Both mesmerizing and horrifying, 100 mushroom clouds bloomed from and above the desert at the Nevada Test Site between 1951 and 1962. Hundreds more atomic explosions blasted underground until 1992. One hundred and ten miles away from the site, the National Atomic Testing Museum explores the area’s history, the ‘Atomic Age’ and dissects geopolitical events including what this nuclear history means for the world today.

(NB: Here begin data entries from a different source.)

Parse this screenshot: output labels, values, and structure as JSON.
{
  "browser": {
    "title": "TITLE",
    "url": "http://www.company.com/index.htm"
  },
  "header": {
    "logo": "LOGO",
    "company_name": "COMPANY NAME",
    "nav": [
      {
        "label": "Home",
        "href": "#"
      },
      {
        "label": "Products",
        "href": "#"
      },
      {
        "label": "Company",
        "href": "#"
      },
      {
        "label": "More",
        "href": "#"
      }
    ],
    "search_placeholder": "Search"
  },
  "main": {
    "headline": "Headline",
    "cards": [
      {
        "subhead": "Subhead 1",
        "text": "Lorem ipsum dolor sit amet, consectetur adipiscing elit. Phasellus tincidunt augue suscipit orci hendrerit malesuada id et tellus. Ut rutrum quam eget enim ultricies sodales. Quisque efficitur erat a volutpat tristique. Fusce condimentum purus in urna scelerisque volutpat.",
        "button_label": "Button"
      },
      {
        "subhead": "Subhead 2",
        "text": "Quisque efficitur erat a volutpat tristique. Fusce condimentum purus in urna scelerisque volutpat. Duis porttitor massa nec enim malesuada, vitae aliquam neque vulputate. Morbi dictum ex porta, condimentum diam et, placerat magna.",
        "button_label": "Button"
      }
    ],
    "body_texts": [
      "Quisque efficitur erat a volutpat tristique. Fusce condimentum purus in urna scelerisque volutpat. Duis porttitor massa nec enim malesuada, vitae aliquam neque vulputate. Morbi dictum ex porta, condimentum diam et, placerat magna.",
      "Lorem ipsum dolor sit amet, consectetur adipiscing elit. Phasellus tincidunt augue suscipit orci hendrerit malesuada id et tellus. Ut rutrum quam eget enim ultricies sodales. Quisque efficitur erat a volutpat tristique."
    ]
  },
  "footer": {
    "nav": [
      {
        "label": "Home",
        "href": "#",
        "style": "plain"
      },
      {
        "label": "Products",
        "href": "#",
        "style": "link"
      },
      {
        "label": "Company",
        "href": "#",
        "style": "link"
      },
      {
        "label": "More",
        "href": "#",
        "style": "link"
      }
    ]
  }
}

This colorful Smithsonian-affiliated museum’s 8,000 square feet of collections include some 12,000 artifacts, documents, photographs and video clips that recount the history and pop culture surrounding the Cold War, atomic science and the Nevada Test Site. Walk through a circular bunker to see a 1960s children’s cereal box offering a free ‘atomic ring,’ Native American artifacts from the test area, Geiger counters, a replica 9 megaton nuclear bomb and the reactor that spawned the original nuclear rocket. Inside the Ground Zero Theater visitors can recreate the experience of witnessing an above ground test from Las Vegas and learn about the Nevada Test Site’s creation.
A new exhibit, included with the price of admission, explores another Nevada Desert site of intrigue: Area 51.

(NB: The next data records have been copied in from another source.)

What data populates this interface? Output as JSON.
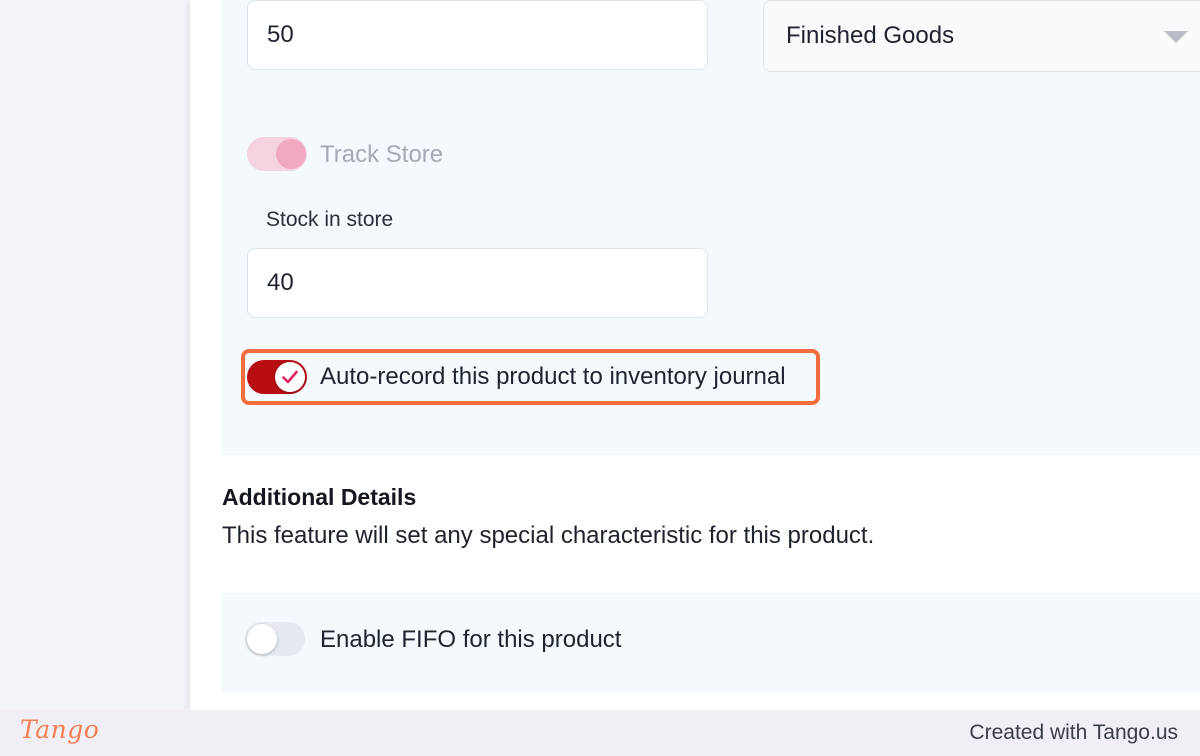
{
  "form": {
    "quantity_value": "50",
    "category_select": {
      "selected": "Finished Goods"
    },
    "track_store": {
      "label": "Track Store",
      "state": "on-disabled"
    },
    "stock_in_store": {
      "label": "Stock in store",
      "value": "40"
    },
    "auto_record": {
      "label": "Auto-record this product to inventory journal",
      "state": "on"
    }
  },
  "additional_details": {
    "title": "Additional Details",
    "description": "This feature will set any special characteristic for this product.",
    "fifo": {
      "label": "Enable FIFO for this product",
      "state": "off"
    }
  },
  "footer": {
    "logo_text": "Tango",
    "credit": "Created with Tango.us"
  },
  "colors": {
    "accent_toggle": "#b80d12",
    "highlight_border": "#f26d3d",
    "section_background": "#f3f9fd",
    "check_color": "#e0245e"
  }
}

The museum is located at 755 E. Flamingo Road in Paradise, Nevada, a southern suburb of Las Vegas along bus route #202. It is open Monday through Saturday 10am-5pm and Sunday 12pm 5pm.
Admission is $22 for adults and $16 for kids ages 7-14 (other group or demographic discounts may apply). Tours cost an additional $14 per person and must be booked two weeks in advance. Budget 2-4 hours to explore this museum.